**WHAT IS EXPECTED:** Please give the entries again in full and exactly, without any picture.

**Records from a dataset:**

=== Begin Enclosure ===

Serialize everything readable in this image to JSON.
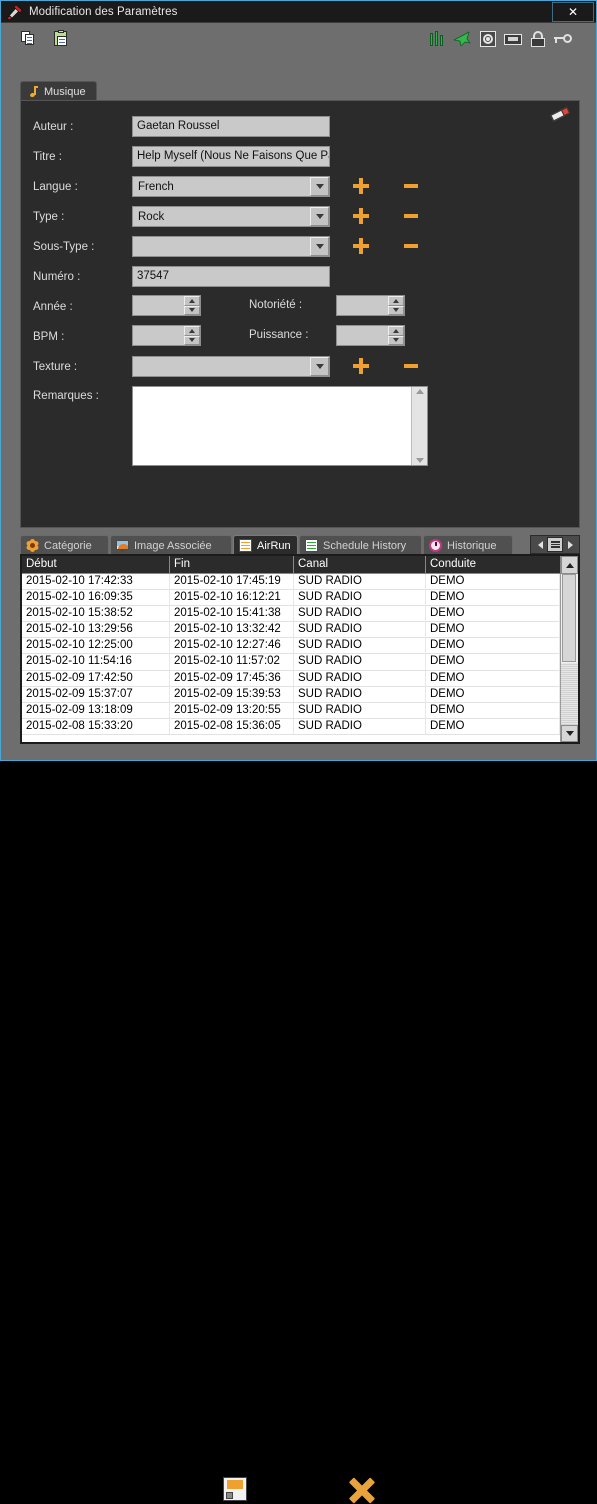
{
  "window": {
    "title": "Modification des Paramètres",
    "title_icon": "wrench-screwdriver-icon",
    "close_label": "✕",
    "accent_orange": "#f0a02e",
    "bg": "#6e6e6e",
    "panel_bg": "#2b2b2b"
  },
  "toolbar": {
    "items": [
      {
        "name": "copy-icon",
        "title": "Copier"
      },
      {
        "name": "paste-icon",
        "title": "Coller"
      },
      {
        "name": "bars-icon",
        "title": "Statistiques"
      },
      {
        "name": "plane-icon",
        "title": "Diffusion"
      },
      {
        "name": "target-icon",
        "title": "Cible"
      },
      {
        "name": "cassette-icon",
        "title": "Cassette"
      },
      {
        "name": "lock-icon",
        "title": "Verrouiller"
      },
      {
        "name": "key-icon",
        "title": "Clé"
      }
    ]
  },
  "top_tab": {
    "label": "Musique",
    "icon": "music-note-icon"
  },
  "form": {
    "eraser_icon": "eraser-icon",
    "fields": {
      "auteur": {
        "label": "Auteur :",
        "value": "Gaetan Roussel",
        "placeholder": ""
      },
      "titre": {
        "label": "Titre :",
        "value": "Help Myself (Nous Ne Faisons Que Pas",
        "placeholder": ""
      },
      "langue": {
        "label": "Langue :",
        "value": "French",
        "placeholder": ""
      },
      "type": {
        "label": "Type :",
        "value": "Rock",
        "placeholder": ""
      },
      "sous_type": {
        "label": "Sous-Type :",
        "value": "",
        "placeholder": ""
      },
      "numero": {
        "label": "Numéro :",
        "value": "37547",
        "placeholder": ""
      },
      "annee": {
        "label": "Année :",
        "value": "",
        "placeholder": ""
      },
      "notoriete": {
        "label": "Notoriété :",
        "value": "",
        "placeholder": ""
      },
      "bpm": {
        "label": "BPM :",
        "value": "",
        "placeholder": ""
      },
      "puissance": {
        "label": "Puissance :",
        "value": "",
        "placeholder": ""
      },
      "texture": {
        "label": "Texture :",
        "value": "",
        "placeholder": ""
      },
      "remarques": {
        "label": "Remarques :",
        "value": "",
        "placeholder": ""
      }
    },
    "add_label": "+",
    "remove_label": "−"
  },
  "bottom_tabs": {
    "items": [
      {
        "label": "Catégorie",
        "icon": "flower-icon",
        "active": false
      },
      {
        "label": "Image Associée",
        "icon": "image-icon",
        "active": false
      },
      {
        "label": "AirRun",
        "icon": "list-orange-icon",
        "active": true
      },
      {
        "label": "Schedule History",
        "icon": "list-green-icon",
        "active": false
      },
      {
        "label": "Historique",
        "icon": "clock-icon",
        "active": false
      }
    ],
    "nav": {
      "prev": "◄",
      "menu": "list-icon",
      "next": "►"
    }
  },
  "table": {
    "columns": [
      "Début",
      "Fin",
      "Canal",
      "Conduite"
    ],
    "rows": [
      [
        "2015-02-10 17:42:33",
        "2015-02-10 17:45:19",
        "SUD RADIO",
        "DEMO"
      ],
      [
        "2015-02-10 16:09:35",
        "2015-02-10 16:12:21",
        "SUD RADIO",
        "DEMO"
      ],
      [
        "2015-02-10 15:38:52",
        "2015-02-10 15:41:38",
        "SUD RADIO",
        "DEMO"
      ],
      [
        "2015-02-10 13:29:56",
        "2015-02-10 13:32:42",
        "SUD RADIO",
        "DEMO"
      ],
      [
        "2015-02-10 12:25:00",
        "2015-02-10 12:27:46",
        "SUD RADIO",
        "DEMO"
      ],
      [
        "2015-02-10 11:54:16",
        "2015-02-10 11:57:02",
        "SUD RADIO",
        "DEMO"
      ],
      [
        "2015-02-09 17:42:50",
        "2015-02-09 17:45:36",
        "SUD RADIO",
        "DEMO"
      ],
      [
        "2015-02-09 15:37:07",
        "2015-02-09 15:39:53",
        "SUD RADIO",
        "DEMO"
      ],
      [
        "2015-02-09 13:18:09",
        "2015-02-09 13:20:55",
        "SUD RADIO",
        "DEMO"
      ],
      [
        "2015-02-08 15:33:20",
        "2015-02-08 15:36:05",
        "SUD RADIO",
        "DEMO"
      ]
    ]
  },
  "actions": {
    "save": {
      "label": "Enregistrer",
      "icon": "floppy-save-icon"
    },
    "cancel": {
      "label": "Annuler",
      "icon": "close-x-icon"
    }
  }
}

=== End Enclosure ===

**ANSWER SECTION:**
Serialize everything readable in this image to JSON.
{
  "window": {
    "title": "Modification des Paramètres",
    "title_icon": "wrench-screwdriver-icon",
    "close_label": "✕",
    "accent_orange": "#f0a02e",
    "bg": "#6e6e6e",
    "panel_bg": "#2b2b2b"
  },
  "toolbar": {
    "items": [
      {
        "name": "copy-icon",
        "title": "Copier"
      },
      {
        "name": "paste-icon",
        "title": "Coller"
      },
      {
        "name": "bars-icon",
        "title": "Statistiques"
      },
      {
        "name": "plane-icon",
        "title": "Diffusion"
      },
      {
        "name": "target-icon",
        "title": "Cible"
      },
      {
        "name": "cassette-icon",
        "title": "Cassette"
      },
      {
        "name": "lock-icon",
        "title": "Verrouiller"
      },
      {
        "name": "key-icon",
        "title": "Clé"
      }
    ]
  },
  "top_tab": {
    "label": "Musique",
    "icon": "music-note-icon"
  },
  "form": {
    "eraser_icon": "eraser-icon",
    "fields": {
      "auteur": {
        "label": "Auteur :",
        "value": "Gaetan Roussel",
        "placeholder": ""
      },
      "titre": {
        "label": "Titre :",
        "value": "Help Myself (Nous Ne Faisons Que Pas",
        "placeholder": ""
      },
      "langue": {
        "label": "Langue :",
        "value": "French",
        "placeholder": ""
      },
      "type": {
        "label": "Type :",
        "value": "Rock",
        "placeholder": ""
      },
      "sous_type": {
        "label": "Sous-Type :",
        "value": "",
        "placeholder": ""
      },
      "numero": {
        "label": "Numéro :",
        "value": "37547",
        "placeholder": ""
      },
      "annee": {
        "label": "Année :",
        "value": "",
        "placeholder": ""
      },
      "notoriete": {
        "label": "Notoriété :",
        "value": "",
        "placeholder": ""
      },
      "bpm": {
        "label": "BPM :",
        "value": "",
        "placeholder": ""
      },
      "puissance": {
        "label": "Puissance :",
        "value": "",
        "placeholder": ""
      },
      "texture": {
        "label": "Texture :",
        "value": "",
        "placeholder": ""
      },
      "remarques": {
        "label": "Remarques :",
        "value": "",
        "placeholder": ""
      }
    },
    "add_label": "+",
    "remove_label": "−"
  },
  "bottom_tabs": {
    "items": [
      {
        "label": "Catégorie",
        "icon": "flower-icon",
        "active": false
      },
      {
        "label": "Image Associée",
        "icon": "image-icon",
        "active": false
      },
      {
        "label": "AirRun",
        "icon": "list-orange-icon",
        "active": true
      },
      {
        "label": "Schedule History",
        "icon": "list-green-icon",
        "active": false
      },
      {
        "label": "Historique",
        "icon": "clock-icon",
        "active": false
      }
    ],
    "nav": {
      "prev": "◄",
      "menu": "list-icon",
      "next": "►"
    }
  },
  "table": {
    "columns": [
      "Début",
      "Fin",
      "Canal",
      "Conduite"
    ],
    "rows": [
      [
        "2015-02-10 17:42:33",
        "2015-02-10 17:45:19",
        "SUD RADIO",
        "DEMO"
      ],
      [
        "2015-02-10 16:09:35",
        "2015-02-10 16:12:21",
        "SUD RADIO",
        "DEMO"
      ],
      [
        "2015-02-10 15:38:52",
        "2015-02-10 15:41:38",
        "SUD RADIO",
        "DEMO"
      ],
      [
        "2015-02-10 13:29:56",
        "2015-02-10 13:32:42",
        "SUD RADIO",
        "DEMO"
      ],
      [
        "2015-02-10 12:25:00",
        "2015-02-10 12:27:46",
        "SUD RADIO",
        "DEMO"
      ],
      [
        "2015-02-10 11:54:16",
        "2015-02-10 11:57:02",
        "SUD RADIO",
        "DEMO"
      ],
      [
        "2015-02-09 17:42:50",
        "2015-02-09 17:45:36",
        "SUD RADIO",
        "DEMO"
      ],
      [
        "2015-02-09 15:37:07",
        "2015-02-09 15:39:53",
        "SUD RADIO",
        "DEMO"
      ],
      [
        "2015-02-09 13:18:09",
        "2015-02-09 13:20:55",
        "SUD RADIO",
        "DEMO"
      ],
      [
        "2015-02-08 15:33:20",
        "2015-02-08 15:36:05",
        "SUD RADIO",
        "DEMO"
      ]
    ]
  },
  "actions": {
    "save": {
      "label": "Enregistrer",
      "icon": "floppy-save-icon"
    },
    "cancel": {
      "label": "Annuler",
      "icon": "close-x-icon"
    }
  }
}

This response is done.